Friday, March 24, 2006

On Film and Dialogue, Part Two

Scroll down to read the original post - just a couple more thoughts.

Again, to play Devil's Advocate to the thinking that great animated characters shouldn't talk much - look at the classic Warners shorts. They're among the most universally beloved peices of animation ever - and some of the best ones are full of dialogue. What film character talks more than Bugs Bunny? Or Daffy Duck? Those shorts where the two of them were together are my favorite ones, and they both talked incessantly. But both of their personalities are the kind that are easier to express with a character who talk a lot. Dumbo and Dopey have personalities that are more effective when they DON'T talk.

But all this discussion about dialogue shouldn't lead anyone to forget that dialogue, ultimately, isn't that important. People remember the great characters in a movie, not exactly what they say (with the exception of "Make My Day" and "Hasta La Vista, Baby", of course). And what makes a movie compelling is the EVENTS. When you walk out of a movie, you don't turn to your friend and say "Remember when Indiana Jones said that line?". You say "Remember when this HAPPENED? Remember when he DID that?".

I remember when "Titanic" came out. People at work ridiculed the movie and how rotten the dialogue was.
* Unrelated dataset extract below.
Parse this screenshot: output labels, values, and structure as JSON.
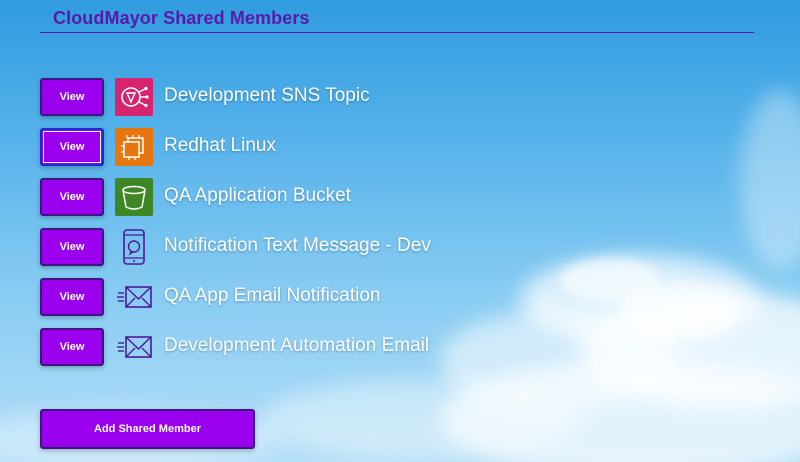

But you couldn't deny that people responded to the movie -astoundingly well. So obviously they weren't put off by the dialogue. The characters and their situations were what people found engaging and compelling.

*UPDATE: Let me clarify that in many movies what the characters say IS what's happening. In a movie like "Ordinary People", none of the characters run away from giant boulders or anything, but the things they say to each other carry huge weight and drive the story in new directions with every revelation. So the EVENTS are driven by what people say. But the EVENTS - the subtext behind the dialogue - are still more important than the actual lines themselves. You remember what happened in the movie, but not the precise way things were stated.


zoe said...

People might not say, "Remember when..." with reference to dialogue -- instead, we just quote lines directly. Not just catchphrases, either. In my family, it's not uncommon for us to banter back and forth quoting a particularly juicy interaction between characters. Woody & Buzz are a fantastic example of this, I think their repartee is as compelling as any of the things they "Do" in the movies, since the dialogue established the friction between the two characters. That the two of them must ultimately work together (in more "action"-related scenes)gets part of its interest from the petty arguments and sarcasm earlier on, just like any mismatched cop comedy would, if it's good.

mark kennedy said...

Yes, but their dialogue isn't just "lines" - there's a subtext to it that reveals character and advances their relationship, which is the heart of the story. So I would say that what they're saying IS what's happeneing. Their disagreements make up the heart of the movie and drive the events.

I think you're saying the same thing, though, right?

zoe said...

Absolutely -- maybe a good term for what we should go for is "active" dialogue. Make the dialogue DO something, for your characters, for your story, and the dialogue becomes action and not scenery.

Jenny said...

Back when I worked at my first job, which was supposed to be inspired by the greatest WB characters ever, I was frustrated immediately with all the yakyakyakking. That was the "comedy". I said again and again that the whole deal with a great personality like Bugs was that he takes a "line" like "Oh, yeeeeah?" or "Uh-huh" and it's frickin' genius! Mel Blanc's performance, plus the drawing and animation=gold. Now that I think of it, of course Blanc came out of radio--and even though radio by its nature has to fill the ears, when you listen to great old comedy of that era on radio it's not at all the talkfest that any TV comedy always is. If anything, the sheer importance of the dialogue makes every word count in a way you didn't need in cinema. Anyway, back to Bugs, etc.--not only the dialogue, but the response to the dialogue--SO imporant: a look, a pose...I never could understand why that approach wasn't even considered for modern TV cartoons. It seemed to me it'd be at least possible to try and apply the great lessons of the 30s-50s...but then, I wasn't a writer/producer, so what did I know?

mark kennedy said...

jenny....I feel your pain.

When I was working at Warners on a Feature (before Camelot got made) I was working on a version of "King Tut" with the Kroyers. There was a mute character in the movie. I didn't hear this in person, but someone told me an executive said "I don't like characters who don't talk. How will we know what he's thinking?"

And someone retorted "Well it worked okay for Dumbo" and the exec replied "Oh, I never really liked Dumbo".


Andreas said...

Thinking of Warner Brothers, and memories of watching the cartoons religiously growing up, my favorites were the Coote and Road Runner, and not the ones where he talked. I loved the use of the signs that said things like "Yikes!" Their actions said far more than any dialoge could have. Even without the sign, you knew what Mr Coyote was thinking when he realised that he was not on solid ground, and about to fall to the canyon floor oh so far before.

Side note, I liked "Webster" when I was a little kid. Can't say I would pay money to see it again on DVD.

levitra cialis said...

For me "Titanic" has been one of the best movies and I think that the dialogue was incredible I don't know why people think the opposite.